Bahiagrass seed germinates slowly but establishes well, so you can enjoy all the starting a lawn from seed. Common Bahia’s naturally open growth habit makes it vulnerable to weeds when young. Part of its slow, steady growth comes through short, above-ground stems, known as stolons. The stolons root at very short intervals and eventually form dense, durable, all-purpose turf.
A naturally deep root system makes Bahiagrass very drought tolerant, even in sandy soils common to the Southeast. Its natural texture is coarser than many regional grasses, particularly cool-season grasses common in northern zones. Though Bermudagrass has greater drought tolerance in sand, few other warm-season grasses match Bahia on this strength. Bahiagrass prefers full sun, but tolerates limited shade better than Bermuda. It also has better tolerance for poorly drained soils. 2
Bahiagrass is valued for outstanding drought and heat tolerance and an ability to thrive where many lawn grasses falter. Its use in lawns occurs in a very limited region of the southeastern United States. Within this area, Bahiagrass produces a relatively durable, low-growing, low-maintenance turf. When your lawn goals, location and soil complement Bahia’s natural preferences, this resilient grass may be an excellent choice.

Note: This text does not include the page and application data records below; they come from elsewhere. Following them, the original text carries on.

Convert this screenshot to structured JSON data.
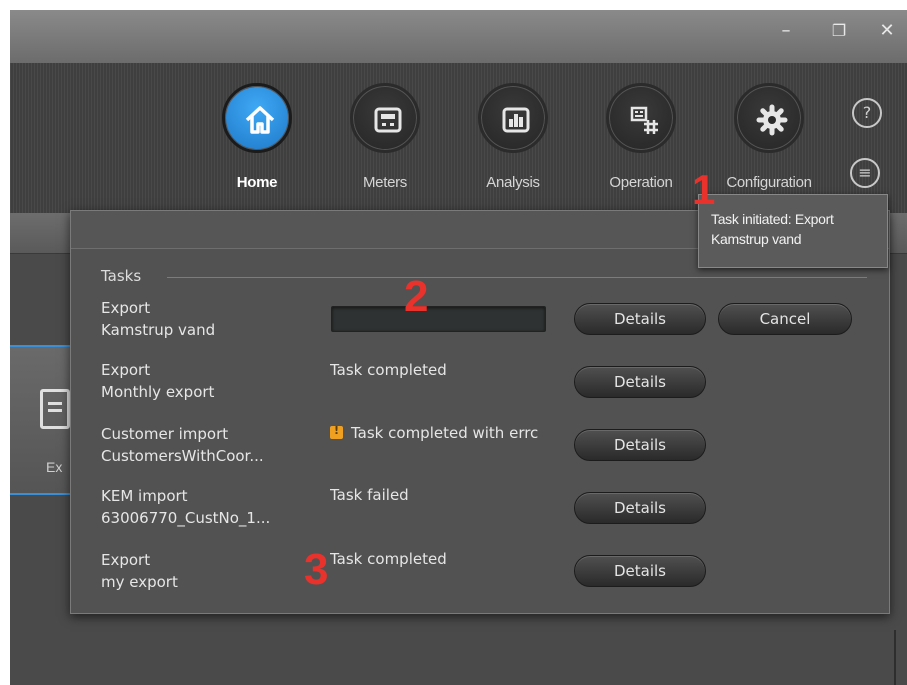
{
  "window_controls": {
    "minimize": "–",
    "restore": "❐",
    "close": "✕"
  },
  "nav": {
    "items": [
      {
        "label": "Home",
        "icon": "home-icon"
      },
      {
        "label": "Meters",
        "icon": "meter-icon"
      },
      {
        "label": "Analysis",
        "icon": "bar-chart-icon"
      },
      {
        "label": "Operation",
        "icon": "operation-icon"
      },
      {
        "label": "Configuration",
        "icon": "gear-icon"
      }
    ],
    "help": "?",
    "tasks_icon": "≡",
    "accent": "#2a8fe0"
  },
  "background": {
    "card_label": "Ex"
  },
  "tasks": {
    "legend": "Tasks",
    "rows": [
      {
        "type": "Export",
        "name": "Kamstrup vand",
        "status": "",
        "progress": 0,
        "details": "Details",
        "cancel": "Cancel"
      },
      {
        "type": "Export",
        "name": "Monthly export",
        "status": "Task completed",
        "details": "Details"
      },
      {
        "type": "Customer import",
        "name": "CustomersWithCoor...",
        "status": "Task completed with errc",
        "warning": true,
        "details": "Details"
      },
      {
        "type": "KEM import",
        "name": "63006770_CustNo_1...",
        "status": "Task failed",
        "details": "Details"
      },
      {
        "type": "Export",
        "name": "my export",
        "status": "Task completed",
        "details": "Details"
      }
    ]
  },
  "tooltip": {
    "line1": "Task initiated: Export",
    "line2": "Kamstrup vand"
  },
  "annotations": {
    "one": "1",
    "two": "2",
    "three": "3",
    "color": "#e8322b"
  }
}
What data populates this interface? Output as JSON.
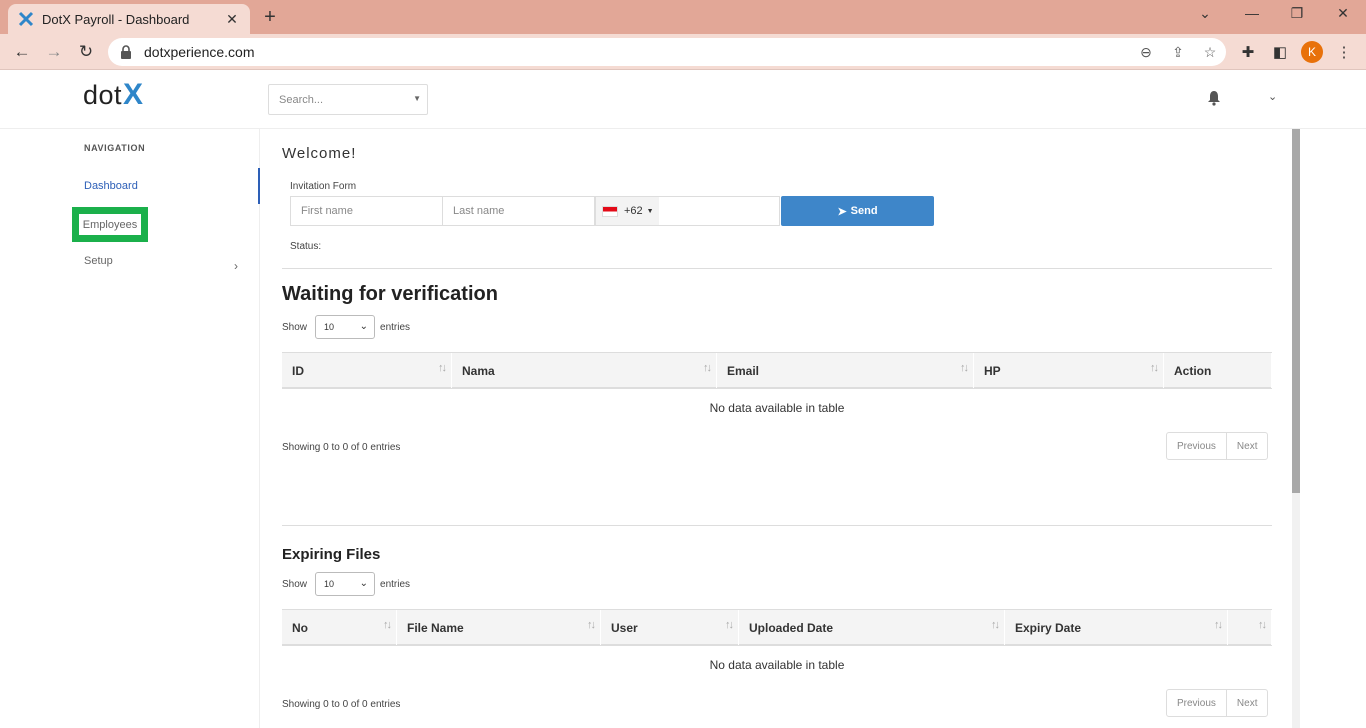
{
  "browser": {
    "tab_title": "DotX Payroll - Dashboard",
    "url": "dotxperience.com",
    "profile_initial": "K"
  },
  "app": {
    "logo_text": "dot",
    "logo_accent": "X",
    "search_placeholder": "Search..."
  },
  "sidebar": {
    "heading": "NAVIGATION",
    "items": [
      {
        "label": "Dashboard"
      },
      {
        "label": "Employees"
      },
      {
        "label": "Setup"
      }
    ]
  },
  "invitation": {
    "welcome": "Welcome!",
    "form_label": "Invitation Form",
    "first_name_placeholder": "First name",
    "last_name_placeholder": "Last name",
    "country_code": "+62",
    "send_label": "Send",
    "status_label": "Status:"
  },
  "verification": {
    "title": "Waiting for verification",
    "show_label": "Show",
    "entries_value": "10",
    "entries_label": "entries",
    "columns": [
      "ID",
      "Nama",
      "Email",
      "HP",
      "Action"
    ],
    "empty_text": "No data available in table",
    "showing_text": "Showing 0 to 0 of 0 entries",
    "prev_label": "Previous",
    "next_label": "Next"
  },
  "expiring": {
    "title": "Expiring Files",
    "show_label": "Show",
    "entries_value": "10",
    "entries_label": "entries",
    "columns": [
      "No",
      "File Name",
      "User",
      "Uploaded Date",
      "Expiry Date",
      ""
    ],
    "empty_text": "No data available in table",
    "showing_text": "Showing 0 to 0 of 0 entries",
    "prev_label": "Previous",
    "next_label": "Next"
  },
  "colors": {
    "accent": "#3e86c9",
    "active_nav": "#2d5fb7",
    "highlight": "#1bb04b"
  }
}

As winter arrives, Bahia enters an annual dormant period and turns brownish tan. However, it stays green longer than Bermudagrass and greens up earlier than Bermuda in spring. For homeowners who want green lawns regardless of the season, Bahia can be overseeded in autumn with cool-season ryegrasses for winter-long color.
Pennington Pensacola Bahiagrass builds on basic Bahiagrass strengths, and excels even in poor soil conditions to form durable, dense, drought-resistant lawns. Its deep, extensive root system enhances tolerance to heat and cold, giving Pensacola better winter hardiness and improved turf quality than common Bahia. Pennington Argentine Bahiagrass has a finer leaf texture and darker color, resulting in more attractive lawns. Its deep roots and drought and disease tolerance combine with very low growth and low maintenance needs.
Test your soil before planting Bahiagrass. This grass does well in poor, sandy soils with limited nutrients and pH near 5.5 to 6.5. 2 In soils with pH above 7.0, Bahia suffers iron deficiencies that result in pale yellow color. 1 Iron supplement products and other soil amendments may be needed to keep Bahia healthy and attractive. In these cases, another warm-season grass may be a better choice.
1. Trenholm, L.E., Unruh, J.B. and Cisar, J.L., “Bahiagrass for Florida Lawns,” University of Florida IFAS Extension.
Bahiagrass is valued for outstanding drought and heat tolerance and an ability to thrive where many lawn grasses falter.